Keane, who also supported very dense development at the Sergeant Jasper site, left Charleston before the disasters would come to fruition.

Mayor Riley will also be out of office when James Island is paralyzed by gridlock.

My point is not just to attack planner Keane and Mayor Riley, although they are responsible for most of the poor planning. City Council always sees things in the “mayor’s light.” Suburban sprawl, like that in Mount Pleasant and West Ashley, should not be allowed until adequate infrastructure is planned and budgeted for.

The I-526 extension is another example of politicians pushing a project down the throats of a knowing public who see the folly in a road that just connects bottlenecks.

When the public is wrong, it costs nothing.

When County Council is wrong, it costs hundreds of millions of dollars and accomplishes little.

You editorial calling for the Legislature to raise the gas tax segues into a similar theme. I agree the gas tax should be increased as a partial fix for our road problems, but I shudder at the idea of giving additional money to a very untrustworthy General Assembly. Even if this revenue is put in a separate account to be used only for road work, the Legislature would find a way around it.

Zero-based budgeting has been used by successful companies for many years, but very few politicians want to be thought of as good budgeters. They would rather be known as great dreamers.

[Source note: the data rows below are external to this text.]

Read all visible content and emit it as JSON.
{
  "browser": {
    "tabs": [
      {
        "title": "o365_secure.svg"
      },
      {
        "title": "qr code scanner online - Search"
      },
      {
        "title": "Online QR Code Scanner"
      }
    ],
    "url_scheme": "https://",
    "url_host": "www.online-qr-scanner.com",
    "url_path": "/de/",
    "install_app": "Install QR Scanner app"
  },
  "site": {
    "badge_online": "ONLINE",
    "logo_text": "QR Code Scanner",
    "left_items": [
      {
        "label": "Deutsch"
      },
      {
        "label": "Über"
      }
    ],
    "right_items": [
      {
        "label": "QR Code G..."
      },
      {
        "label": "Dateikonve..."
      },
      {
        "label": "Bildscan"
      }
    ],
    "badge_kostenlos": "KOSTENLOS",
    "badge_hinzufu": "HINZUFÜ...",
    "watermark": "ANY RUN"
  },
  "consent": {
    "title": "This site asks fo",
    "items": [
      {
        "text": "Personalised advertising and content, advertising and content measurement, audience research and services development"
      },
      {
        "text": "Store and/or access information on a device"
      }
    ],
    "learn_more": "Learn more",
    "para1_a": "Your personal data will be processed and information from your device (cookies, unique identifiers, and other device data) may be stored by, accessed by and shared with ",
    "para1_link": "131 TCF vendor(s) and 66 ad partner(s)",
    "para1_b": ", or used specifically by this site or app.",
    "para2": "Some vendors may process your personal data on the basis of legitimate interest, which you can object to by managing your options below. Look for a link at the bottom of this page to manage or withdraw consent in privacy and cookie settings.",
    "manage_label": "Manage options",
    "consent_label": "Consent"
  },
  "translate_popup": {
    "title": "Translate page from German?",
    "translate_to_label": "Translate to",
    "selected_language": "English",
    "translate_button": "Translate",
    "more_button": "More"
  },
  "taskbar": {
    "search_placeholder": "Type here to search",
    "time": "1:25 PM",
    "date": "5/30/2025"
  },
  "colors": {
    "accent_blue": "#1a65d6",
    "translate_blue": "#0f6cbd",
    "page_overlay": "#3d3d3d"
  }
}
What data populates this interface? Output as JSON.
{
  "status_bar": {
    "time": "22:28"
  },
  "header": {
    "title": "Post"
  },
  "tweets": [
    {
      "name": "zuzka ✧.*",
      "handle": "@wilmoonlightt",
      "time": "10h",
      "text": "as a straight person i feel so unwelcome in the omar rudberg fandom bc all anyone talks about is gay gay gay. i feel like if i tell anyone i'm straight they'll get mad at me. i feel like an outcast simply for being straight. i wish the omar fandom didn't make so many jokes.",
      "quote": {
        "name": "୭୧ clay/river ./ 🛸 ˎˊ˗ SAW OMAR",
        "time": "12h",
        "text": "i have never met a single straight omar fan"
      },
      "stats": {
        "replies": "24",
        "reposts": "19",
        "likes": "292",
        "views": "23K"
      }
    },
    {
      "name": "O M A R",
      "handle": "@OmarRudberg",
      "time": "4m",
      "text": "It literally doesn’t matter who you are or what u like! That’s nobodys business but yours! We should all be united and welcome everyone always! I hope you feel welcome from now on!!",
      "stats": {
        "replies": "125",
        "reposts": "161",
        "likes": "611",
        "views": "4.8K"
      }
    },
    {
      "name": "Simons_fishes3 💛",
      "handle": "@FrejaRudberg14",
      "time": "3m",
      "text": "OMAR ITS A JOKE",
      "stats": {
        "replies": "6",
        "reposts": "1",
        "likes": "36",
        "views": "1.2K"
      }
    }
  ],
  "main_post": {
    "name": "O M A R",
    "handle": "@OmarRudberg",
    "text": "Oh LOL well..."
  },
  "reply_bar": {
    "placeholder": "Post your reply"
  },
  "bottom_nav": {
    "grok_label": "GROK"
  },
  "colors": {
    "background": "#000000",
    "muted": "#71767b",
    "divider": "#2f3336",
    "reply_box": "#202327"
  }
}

Unless we hold politicians responsible for their spending, we should expect nothing to change.

Larry Wiessmann

Seabrook Island Road

Johns Island